Quote the records beneath, complete and exact. Leave out images.

### Input for this task ###

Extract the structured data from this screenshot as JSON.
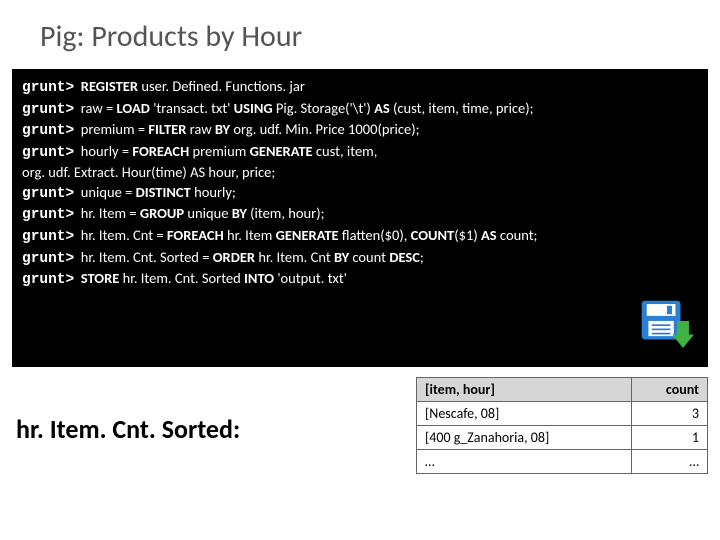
{
  "title": "Pig: Products by Hour",
  "prompt": "grunt>",
  "code": {
    "line1": "REGISTER user. Defined. Functions. jar",
    "line2": "raw = LOAD 'transact. txt' USING Pig. Storage('\\t') AS (cust, item, time, price);",
    "line3": "premium = FILTER raw BY org. udf. Min. Price 1000(price);",
    "line4": "hourly = FOREACH premium GENERATE cust, item,",
    "line4b": "org. udf. Extract. Hour(time) AS hour, price;",
    "line5": "unique = DISTINCT hourly;",
    "line6": "hr. Item = GROUP unique BY (item, hour);",
    "line7": "hr. Item. Cnt = FOREACH hr. Item GENERATE flatten($0), COUNT($1) AS count;",
    "line8": "hr. Item. Cnt. Sorted = ORDER hr. Item. Cnt BY count DESC;",
    "line9": "STORE hr. Item. Cnt. Sorted INTO 'output. txt'"
  },
  "result_var": "hr. Item. Cnt. Sorted:",
  "table": {
    "headers": {
      "c1": "[item, hour]",
      "c2": "count"
    },
    "rows": [
      {
        "c1": "[Nescafe, 08]",
        "c2": "3"
      },
      {
        "c1": "[400 g_Zanahoria, 08]",
        "c2": "1"
      },
      {
        "c1": "…",
        "c2": "…"
      }
    ]
  }
}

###

(The completed task):
Extract the structured data from this screenshot as JSON.
{
  "title": "Pig: Products by Hour",
  "prompt": "grunt>",
  "code": {
    "line1": "REGISTER user. Defined. Functions. jar",
    "line2": "raw = LOAD 'transact. txt' USING Pig. Storage('\\t') AS (cust, item, time, price);",
    "line3": "premium = FILTER raw BY org. udf. Min. Price 1000(price);",
    "line4": "hourly = FOREACH premium GENERATE cust, item,",
    "line4b": "org. udf. Extract. Hour(time) AS hour, price;",
    "line5": "unique = DISTINCT hourly;",
    "line6": "hr. Item = GROUP unique BY (item, hour);",
    "line7": "hr. Item. Cnt = FOREACH hr. Item GENERATE flatten($0), COUNT($1) AS count;",
    "line8": "hr. Item. Cnt. Sorted = ORDER hr. Item. Cnt BY count DESC;",
    "line9": "STORE hr. Item. Cnt. Sorted INTO 'output. txt'"
  },
  "result_var": "hr. Item. Cnt. Sorted:",
  "table": {
    "headers": {
      "c1": "[item, hour]",
      "c2": "count"
    },
    "rows": [
      {
        "c1": "[Nescafe, 08]",
        "c2": "3"
      },
      {
        "c1": "[400 g_Zanahoria, 08]",
        "c2": "1"
      },
      {
        "c1": "…",
        "c2": "…"
      }
    ]
  }
}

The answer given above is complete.